The Man Who Jetted to Millions

In the spring of 2014, a company called readied itself for launch. Jet was an e-commerce startup with Amazon in its sights, but its strategy was taking a page from Costco’s playbook — they made money on the $50 annual membership and broke even on the products they actually sold. Ultimately, Jet convinced many investors that this was a path toward success; the company raised $820 million before the spring of 2016. It failed to make major traction and the rumor was that it was bleeding cash, unlikely to stay in business. And that summer, Jet effectively went away: Walmart bought it, and began folding Jet into its e-commerce offerings. 

Today, Jet is gone — in May of 2020, Walmart shut it down. Most of its customers don’t really care. But most of them aren’t Eric Martin.

In order to hit the ground running, Jet came up with a novel way to acquire customers even before the website went live. The first part — which isn’t so novel — was simple: if you signed up as a “Jet Insider,” you’d get six months of free access to Jet, no $50 membership fee required. Jet took out ads and all that fun stuff to spread the word, as any company would do. But then came the cool idea. SplinterNews explains:

in the run-up to its launch, Jet ran a contest to try to get more people signed up for its “Insider” program, which entitled them to a free 6-month trial of the site and other perks. To stoke interest in the contest, the company offered 100,000 shares of Jet stock to the person who could sign up the most new Insiders, and 10,000 shares to the nine people with the next-highest numbers of sign-ups.

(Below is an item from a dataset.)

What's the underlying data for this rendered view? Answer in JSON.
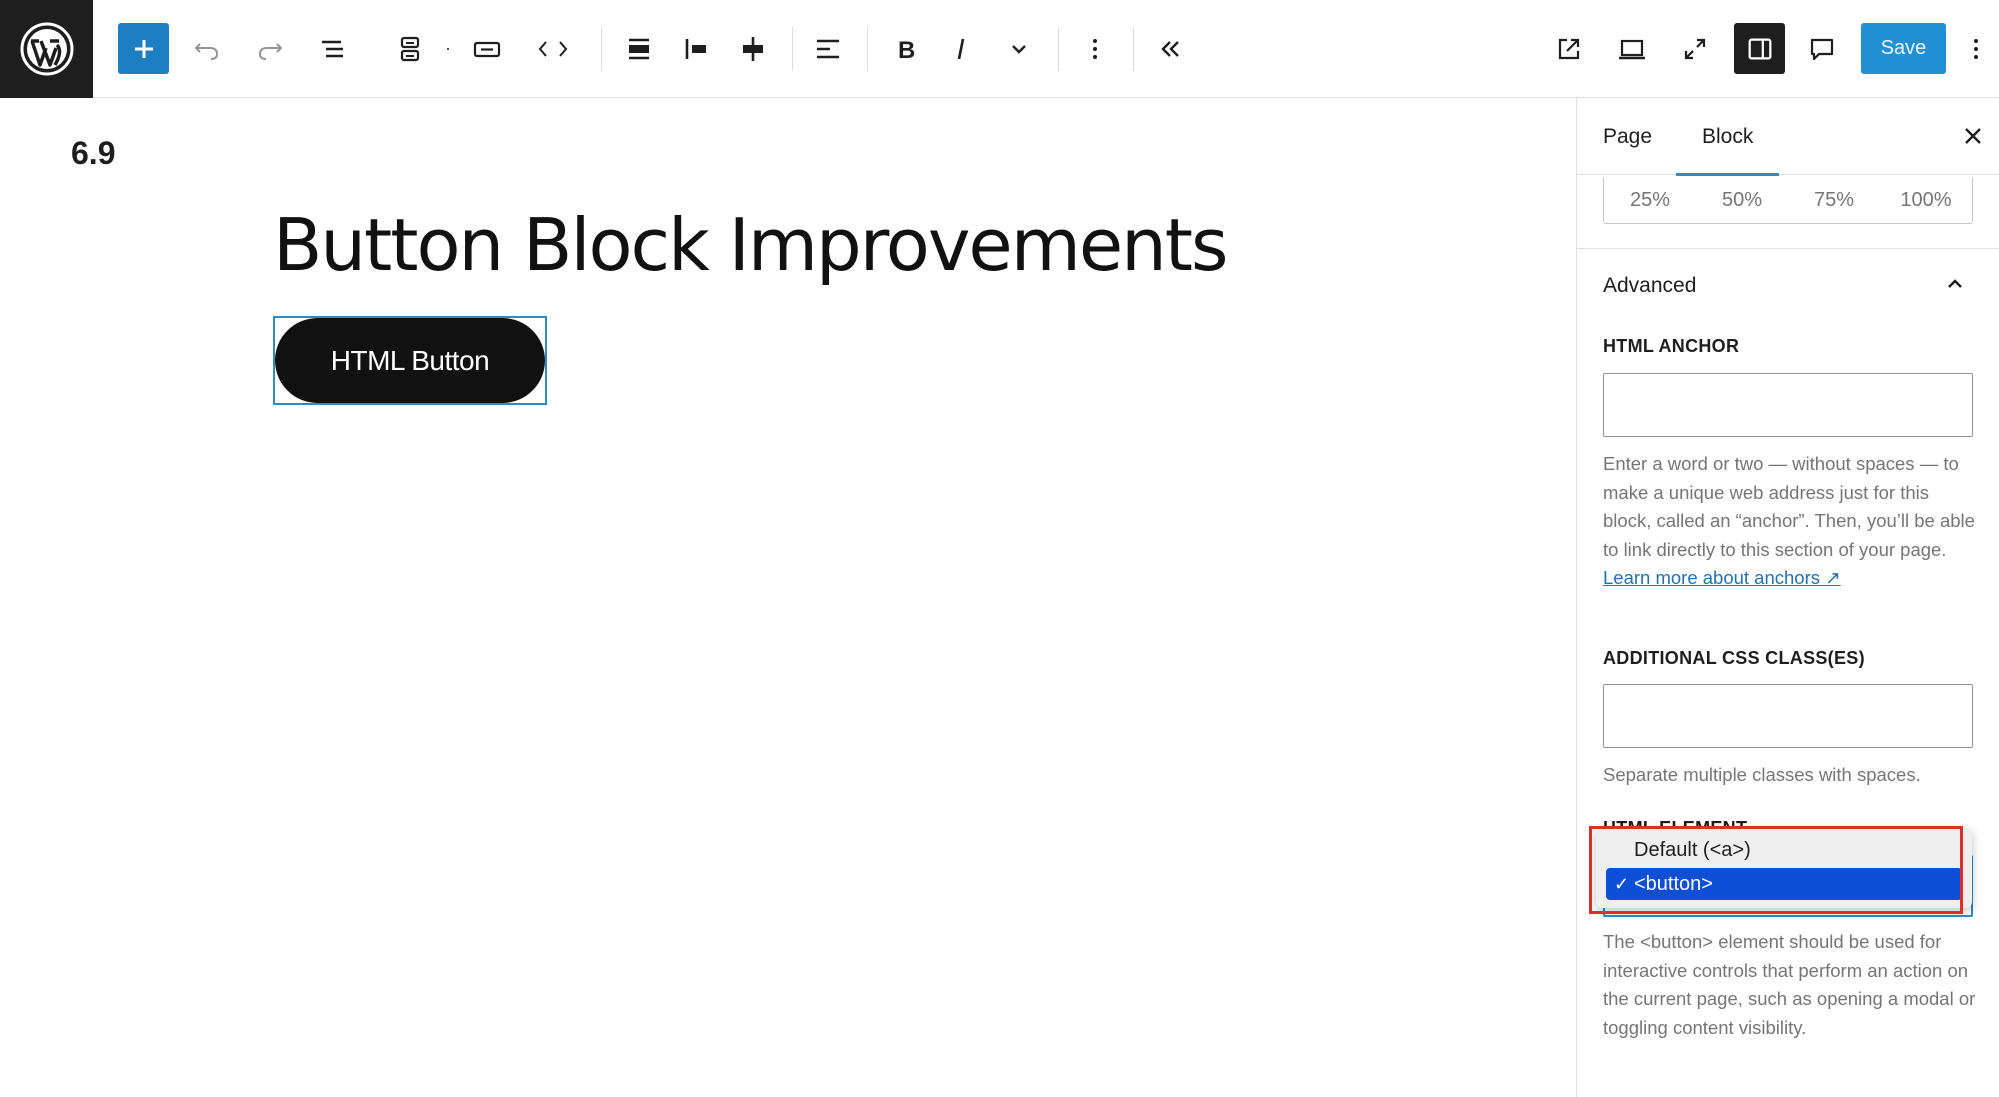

Shares in a company that doesn’t do anything… well, to most people, that doesn’t sound very interesting. But to Eric Martin, it was the opportunity he was waiting for. At the time, he worked for a custom bath installer as a digital marketer, according to Bloomberg, but Jet became his side project. Most people, Martin figured, would tell their friends and collect maybe a dozen signups. Some would find ways to tap into larger communities, be it via their church newsletter or their Twitter followings. Martin was in it to win it — and he was willing to put some cash behind the dream. He broke out the calculator and figured that with a sizable investment — about $18,000 — he could all-but guarantee that he’d come in first place. He took that cash and bought a bunch of online ads, encouraging people to claim their six-month free membership.

And his plan worked. Roughly 8,000 people clicked on his ads and, ultimately, signed up for an account with Jet. No one else was nearly as aggressive with their efforts to help Jet get some initial users, and in 2015, Martin found out he won the contest and the 100,000 shares.

It wasn’t immediately clear what those shares were worth at the time — to figure that out, you’d need to know what Jet was valued at, how many shares Jet had outstanding in total, and some even more complicated finance stuff around common versus preferred shares. But regardless, at the time, that didn’t matter much; Martin wasn’t going to have a chance to sell those shares unless Jet became a publicly traded company or if another company acquired it. And that could be a long-time coming — if it came at all. If Jet couldn’t sell for more than that $820 million investment, shareholders like Martin were likely getting nothing.

That, to Martin’s delight, is not what happened.

When Walmart bought Jet in 2016, it did so at a premium — a big premium. The retail giant purchased Jet for $3.3 billion, a large multiple more than Jet had raised. For Martin, his creative investment paid off as well: per most reports, he cashed out to the tune of $10 to $20 million.

Bonus fact: Not all companies have similar outcomes, as anyone who lived through the late 1990s knows — irrational exuberance over the promise of the digital world that we were about to enter took grip, leading to billions of dollars of funding that ultimately led to a laundry list of dead companies. In more recent years, though, hype sometimes still takes hold, despite common sense. In 2014, a developer introduced the word to the Yo app, which did nothing but let you send the word “yo” to a friend. A fun product, yes, but a company? Others thought so. The Yo app raised $2.5 million in investment funding over the subsequent months, but unsurprisingly, the company never really took root. By 2016, Yo was out of cash.

From the Archives: iRich: At least the Yo app was free.